Skip to main content
ARS Home » Pacific West Area » Wapato, Washington » Temperate Tree Fruit and Vegetable Research » Research » Publications at this Location » Publication #282392

Title: Soil moisture and relative humidity effects during post-diapause on emergence of western cherry fruit fly (Diptera: Tephritidae)

item Yee, Wee

Submitted to: The Canadian Entomologist
Publication Type: Peer Reviewed Journal
Publication Acceptance Date: 2/15/2013
Publication Date: 3/20/2013
Citation: Yee, W.L. 2013. Soil moisture and relative humidity effects during post-diapause on emergence of western cherry fruit fly (Diptera: Tephritidae). The Canadian Entomologist. 145:1-10.

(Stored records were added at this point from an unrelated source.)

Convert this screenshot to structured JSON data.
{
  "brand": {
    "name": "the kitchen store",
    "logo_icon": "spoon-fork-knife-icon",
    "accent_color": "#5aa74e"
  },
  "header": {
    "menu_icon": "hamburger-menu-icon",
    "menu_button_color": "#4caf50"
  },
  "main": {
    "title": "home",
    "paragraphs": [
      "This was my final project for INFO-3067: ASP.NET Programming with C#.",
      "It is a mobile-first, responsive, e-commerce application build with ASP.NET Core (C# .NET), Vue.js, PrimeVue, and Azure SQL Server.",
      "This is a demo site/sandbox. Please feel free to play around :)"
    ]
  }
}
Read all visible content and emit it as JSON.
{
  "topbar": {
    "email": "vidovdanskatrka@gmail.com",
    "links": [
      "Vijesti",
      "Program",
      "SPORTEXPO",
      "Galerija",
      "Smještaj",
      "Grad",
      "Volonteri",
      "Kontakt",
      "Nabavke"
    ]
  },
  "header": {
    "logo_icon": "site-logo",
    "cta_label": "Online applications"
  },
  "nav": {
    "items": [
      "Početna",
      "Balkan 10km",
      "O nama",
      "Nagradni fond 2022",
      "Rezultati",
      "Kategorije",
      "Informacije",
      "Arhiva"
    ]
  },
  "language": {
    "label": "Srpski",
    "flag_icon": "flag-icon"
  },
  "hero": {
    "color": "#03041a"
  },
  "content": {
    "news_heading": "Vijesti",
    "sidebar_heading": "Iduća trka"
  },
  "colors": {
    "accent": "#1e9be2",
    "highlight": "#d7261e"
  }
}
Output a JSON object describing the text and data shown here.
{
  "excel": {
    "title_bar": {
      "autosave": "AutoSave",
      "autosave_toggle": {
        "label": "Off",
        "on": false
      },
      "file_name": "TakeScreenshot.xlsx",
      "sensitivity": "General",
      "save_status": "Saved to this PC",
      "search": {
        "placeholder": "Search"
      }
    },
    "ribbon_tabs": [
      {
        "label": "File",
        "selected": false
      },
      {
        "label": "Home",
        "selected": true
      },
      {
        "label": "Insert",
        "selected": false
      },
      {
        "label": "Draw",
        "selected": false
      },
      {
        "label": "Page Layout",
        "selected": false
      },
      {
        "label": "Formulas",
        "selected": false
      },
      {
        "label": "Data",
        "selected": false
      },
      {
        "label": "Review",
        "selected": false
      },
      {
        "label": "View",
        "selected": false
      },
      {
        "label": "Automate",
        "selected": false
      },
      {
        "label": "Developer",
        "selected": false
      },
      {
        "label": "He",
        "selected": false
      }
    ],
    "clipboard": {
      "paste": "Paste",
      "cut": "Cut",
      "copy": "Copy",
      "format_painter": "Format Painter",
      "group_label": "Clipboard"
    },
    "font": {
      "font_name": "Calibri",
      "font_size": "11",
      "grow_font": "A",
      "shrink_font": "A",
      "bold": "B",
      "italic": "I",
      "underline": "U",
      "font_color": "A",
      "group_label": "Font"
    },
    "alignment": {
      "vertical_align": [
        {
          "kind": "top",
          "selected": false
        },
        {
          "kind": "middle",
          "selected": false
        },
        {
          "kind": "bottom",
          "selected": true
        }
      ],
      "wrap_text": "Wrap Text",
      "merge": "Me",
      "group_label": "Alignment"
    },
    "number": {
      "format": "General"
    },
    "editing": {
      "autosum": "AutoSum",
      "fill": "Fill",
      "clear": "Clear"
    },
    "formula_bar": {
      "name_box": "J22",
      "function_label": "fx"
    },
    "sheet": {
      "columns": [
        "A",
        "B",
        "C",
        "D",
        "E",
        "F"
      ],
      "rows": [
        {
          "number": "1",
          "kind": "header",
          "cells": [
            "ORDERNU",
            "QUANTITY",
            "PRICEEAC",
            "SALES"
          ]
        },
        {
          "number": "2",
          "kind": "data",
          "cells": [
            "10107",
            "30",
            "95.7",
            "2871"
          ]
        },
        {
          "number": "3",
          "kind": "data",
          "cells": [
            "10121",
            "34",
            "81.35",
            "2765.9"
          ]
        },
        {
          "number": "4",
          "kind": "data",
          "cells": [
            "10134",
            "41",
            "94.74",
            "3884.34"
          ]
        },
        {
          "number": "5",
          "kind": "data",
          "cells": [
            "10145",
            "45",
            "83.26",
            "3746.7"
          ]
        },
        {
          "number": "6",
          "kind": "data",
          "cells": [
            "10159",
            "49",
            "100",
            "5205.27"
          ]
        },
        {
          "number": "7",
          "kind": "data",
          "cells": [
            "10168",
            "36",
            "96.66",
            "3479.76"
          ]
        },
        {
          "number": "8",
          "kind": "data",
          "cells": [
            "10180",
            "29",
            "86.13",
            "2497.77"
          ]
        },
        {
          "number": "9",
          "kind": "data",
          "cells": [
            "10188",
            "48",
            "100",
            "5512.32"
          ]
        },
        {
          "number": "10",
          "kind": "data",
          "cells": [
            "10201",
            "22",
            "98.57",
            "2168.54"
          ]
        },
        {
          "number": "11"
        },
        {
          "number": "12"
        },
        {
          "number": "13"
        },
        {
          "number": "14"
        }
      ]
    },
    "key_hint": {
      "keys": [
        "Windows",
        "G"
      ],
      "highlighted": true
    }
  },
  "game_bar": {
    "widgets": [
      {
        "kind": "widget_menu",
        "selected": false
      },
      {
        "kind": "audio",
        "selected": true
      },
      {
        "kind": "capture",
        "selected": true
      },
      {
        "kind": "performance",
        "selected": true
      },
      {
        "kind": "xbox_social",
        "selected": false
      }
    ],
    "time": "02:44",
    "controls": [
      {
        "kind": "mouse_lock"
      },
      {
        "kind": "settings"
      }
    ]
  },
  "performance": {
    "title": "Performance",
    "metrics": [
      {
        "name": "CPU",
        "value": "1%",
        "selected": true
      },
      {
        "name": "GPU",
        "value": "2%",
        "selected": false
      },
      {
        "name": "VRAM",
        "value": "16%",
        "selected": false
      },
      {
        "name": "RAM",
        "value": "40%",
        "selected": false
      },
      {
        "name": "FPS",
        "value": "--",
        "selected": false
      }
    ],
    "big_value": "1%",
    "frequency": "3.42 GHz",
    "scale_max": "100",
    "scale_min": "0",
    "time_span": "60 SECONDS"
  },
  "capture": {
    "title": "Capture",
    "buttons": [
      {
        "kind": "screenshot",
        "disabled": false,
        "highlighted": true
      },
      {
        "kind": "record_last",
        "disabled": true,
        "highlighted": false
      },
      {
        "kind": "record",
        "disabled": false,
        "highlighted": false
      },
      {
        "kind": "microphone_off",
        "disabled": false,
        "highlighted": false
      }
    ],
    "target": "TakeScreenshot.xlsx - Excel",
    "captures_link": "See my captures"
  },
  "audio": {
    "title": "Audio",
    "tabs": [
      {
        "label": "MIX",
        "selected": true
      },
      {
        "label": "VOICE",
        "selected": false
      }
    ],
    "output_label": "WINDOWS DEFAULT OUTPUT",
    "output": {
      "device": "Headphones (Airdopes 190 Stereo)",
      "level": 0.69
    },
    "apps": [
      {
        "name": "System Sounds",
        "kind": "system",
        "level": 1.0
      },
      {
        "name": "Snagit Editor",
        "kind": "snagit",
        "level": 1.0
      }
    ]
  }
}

Interpretive Summary: The western cherry fruit fly damages sweet cherry fruit and is a major quarantine pest of cherries in the western U.S. Determining environmental requirements of the fly is needed to help predict whether it can establish in different regions where cherries are grown. Personnel at the USDA-ARS Yakima Agricultural Research Laboratory in Wapato, WA tested the effects of different soil moistures and air humidity on the ability of fly pupae to survive and emerge as adults. It was found that flies emerged at high levels under a wide range of dry to moist soil and air conditions. This result helps explain the broad distribution of the fly and can be used to assess the risk of it becoming a pest in regions where it is not currently found.

Technical Abstract: Western cherry fruit fly, Rhagoletis indifferens Curran, is a pest of sweet cherry, Prunus avium (L.) L., in western North America that is found in relatively moist and dry habitats. In this study, fly pupae from Kennewick and Roslyn in Washington state, U.S.A., were used to test the hypotheses that emergence of flies (1) from dry and moist soil is similar but that (2) it is greater and occurs earlier at high than low relative humidities. Adult fly emergence from 0–57% saturated loam soil did not differ in Kennewick (64.8–75.1%) and Roslyn (81.7–86.6%) populations. Emergence did not occur from 76% saturated loam soil. In a relative humidity (RH) experiment, emergence of Kennewick flies was highest at 97% RH (76.8%), intermediate at 12–74% RH (66.4–69.6%), and lowest at 3% RH (58.0%). Emergence of Roslyn flies was higher at 97% RH (85.6%) than 3% (69.2%) and 12% RH (74.3%), but it did not differ from that at 33% (76.9%) and 74% RH (79.4%). Flies emerged ~2–3 days earlier at 97% RH than at 3–12% RH. An unnaturally low RH of 3% caused more flies to be deformed than higher RHs. Compared with other Rhagoletis pupae whose responses to soil moisture and RH have been reported in the literature, post-diapausing pupae of R. indifferens appear relatively tolerant of dry and moist environments. This likely contributes to the presence of R. indifferens in a wide range of native and non-native habitats.